### What is needed
Count each line below that has "Perdas" anywhere in it. Answer with the total alone.

[Stored data entries]

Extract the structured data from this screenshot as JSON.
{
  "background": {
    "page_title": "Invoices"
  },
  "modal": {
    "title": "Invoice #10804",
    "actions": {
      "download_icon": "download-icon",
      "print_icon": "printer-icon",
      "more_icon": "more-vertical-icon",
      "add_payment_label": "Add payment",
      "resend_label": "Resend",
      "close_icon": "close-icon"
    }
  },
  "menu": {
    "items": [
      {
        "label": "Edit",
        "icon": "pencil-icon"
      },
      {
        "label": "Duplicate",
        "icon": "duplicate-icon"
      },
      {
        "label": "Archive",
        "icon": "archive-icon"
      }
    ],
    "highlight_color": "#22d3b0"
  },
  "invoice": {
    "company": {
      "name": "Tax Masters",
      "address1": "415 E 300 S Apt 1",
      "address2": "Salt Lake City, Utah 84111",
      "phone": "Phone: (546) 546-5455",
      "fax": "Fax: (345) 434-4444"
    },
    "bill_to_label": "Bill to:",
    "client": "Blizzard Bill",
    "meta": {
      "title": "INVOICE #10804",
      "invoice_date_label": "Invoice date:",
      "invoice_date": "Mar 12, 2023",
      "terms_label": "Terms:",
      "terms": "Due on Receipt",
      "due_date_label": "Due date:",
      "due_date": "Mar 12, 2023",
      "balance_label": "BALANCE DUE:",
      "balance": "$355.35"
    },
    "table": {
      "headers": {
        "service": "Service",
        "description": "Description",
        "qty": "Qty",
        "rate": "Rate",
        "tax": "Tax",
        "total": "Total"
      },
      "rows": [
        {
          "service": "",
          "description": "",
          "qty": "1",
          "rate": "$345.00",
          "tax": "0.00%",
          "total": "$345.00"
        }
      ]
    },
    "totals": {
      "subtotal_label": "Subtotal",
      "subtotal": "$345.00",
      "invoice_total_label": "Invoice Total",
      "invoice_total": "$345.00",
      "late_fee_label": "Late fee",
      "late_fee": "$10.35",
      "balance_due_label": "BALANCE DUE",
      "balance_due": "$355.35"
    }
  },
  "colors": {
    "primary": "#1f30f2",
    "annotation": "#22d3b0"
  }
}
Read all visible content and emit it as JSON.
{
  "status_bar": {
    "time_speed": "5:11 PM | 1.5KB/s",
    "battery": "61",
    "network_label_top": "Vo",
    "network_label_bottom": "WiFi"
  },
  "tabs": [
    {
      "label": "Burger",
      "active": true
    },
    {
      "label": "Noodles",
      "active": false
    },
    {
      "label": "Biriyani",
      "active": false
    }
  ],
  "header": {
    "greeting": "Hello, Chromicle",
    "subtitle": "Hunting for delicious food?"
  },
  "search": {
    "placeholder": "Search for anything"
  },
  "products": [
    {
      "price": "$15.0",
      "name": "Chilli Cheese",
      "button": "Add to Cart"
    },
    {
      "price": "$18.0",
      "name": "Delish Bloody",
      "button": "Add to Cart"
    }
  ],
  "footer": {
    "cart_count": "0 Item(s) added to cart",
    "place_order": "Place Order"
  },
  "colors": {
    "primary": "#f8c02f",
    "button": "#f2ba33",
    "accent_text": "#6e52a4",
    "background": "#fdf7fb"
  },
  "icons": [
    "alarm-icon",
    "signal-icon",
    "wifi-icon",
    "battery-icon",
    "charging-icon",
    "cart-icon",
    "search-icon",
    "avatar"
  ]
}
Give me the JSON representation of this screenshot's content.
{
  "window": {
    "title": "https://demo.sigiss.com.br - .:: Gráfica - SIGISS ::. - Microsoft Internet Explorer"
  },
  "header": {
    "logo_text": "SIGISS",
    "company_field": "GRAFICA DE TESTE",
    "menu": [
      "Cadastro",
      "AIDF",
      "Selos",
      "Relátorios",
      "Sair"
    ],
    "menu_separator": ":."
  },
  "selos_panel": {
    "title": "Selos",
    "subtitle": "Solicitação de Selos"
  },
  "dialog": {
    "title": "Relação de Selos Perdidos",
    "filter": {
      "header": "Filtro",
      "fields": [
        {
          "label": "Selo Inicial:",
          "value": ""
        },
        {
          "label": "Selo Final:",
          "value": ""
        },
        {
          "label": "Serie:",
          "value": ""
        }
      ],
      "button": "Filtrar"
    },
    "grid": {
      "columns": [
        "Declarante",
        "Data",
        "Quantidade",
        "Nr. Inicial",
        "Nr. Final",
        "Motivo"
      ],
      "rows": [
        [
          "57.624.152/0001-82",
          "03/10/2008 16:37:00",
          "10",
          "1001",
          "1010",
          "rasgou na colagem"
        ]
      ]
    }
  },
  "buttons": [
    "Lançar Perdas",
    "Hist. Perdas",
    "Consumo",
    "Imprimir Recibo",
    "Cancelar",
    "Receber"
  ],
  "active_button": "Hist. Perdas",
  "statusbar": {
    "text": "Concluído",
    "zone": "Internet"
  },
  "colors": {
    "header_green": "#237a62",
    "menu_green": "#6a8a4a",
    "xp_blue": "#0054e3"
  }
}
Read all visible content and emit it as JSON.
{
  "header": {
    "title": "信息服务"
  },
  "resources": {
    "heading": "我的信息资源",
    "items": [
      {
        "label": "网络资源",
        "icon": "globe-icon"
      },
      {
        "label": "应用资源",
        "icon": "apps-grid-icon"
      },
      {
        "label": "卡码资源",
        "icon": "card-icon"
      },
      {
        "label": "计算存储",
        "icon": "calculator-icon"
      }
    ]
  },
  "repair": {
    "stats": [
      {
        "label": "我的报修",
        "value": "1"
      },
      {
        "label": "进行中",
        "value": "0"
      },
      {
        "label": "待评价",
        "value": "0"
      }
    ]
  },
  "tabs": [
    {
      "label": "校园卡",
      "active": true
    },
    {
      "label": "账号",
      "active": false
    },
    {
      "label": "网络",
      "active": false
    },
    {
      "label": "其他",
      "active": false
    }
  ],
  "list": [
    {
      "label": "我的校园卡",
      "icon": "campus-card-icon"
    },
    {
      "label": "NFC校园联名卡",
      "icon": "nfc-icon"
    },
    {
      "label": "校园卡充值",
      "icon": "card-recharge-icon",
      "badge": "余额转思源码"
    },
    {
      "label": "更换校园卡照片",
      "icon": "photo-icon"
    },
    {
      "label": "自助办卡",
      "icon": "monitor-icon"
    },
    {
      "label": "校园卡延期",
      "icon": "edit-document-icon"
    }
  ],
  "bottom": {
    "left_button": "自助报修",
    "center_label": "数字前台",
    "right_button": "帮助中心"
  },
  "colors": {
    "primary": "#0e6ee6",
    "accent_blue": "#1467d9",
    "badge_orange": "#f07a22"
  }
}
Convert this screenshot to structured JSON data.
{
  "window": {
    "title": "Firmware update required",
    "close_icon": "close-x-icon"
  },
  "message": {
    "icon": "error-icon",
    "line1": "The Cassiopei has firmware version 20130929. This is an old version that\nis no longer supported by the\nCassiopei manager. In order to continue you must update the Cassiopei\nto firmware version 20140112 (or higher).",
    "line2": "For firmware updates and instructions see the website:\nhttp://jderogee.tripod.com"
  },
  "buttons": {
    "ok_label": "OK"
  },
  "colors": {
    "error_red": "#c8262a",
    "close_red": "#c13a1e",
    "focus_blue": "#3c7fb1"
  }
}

### Written solution
3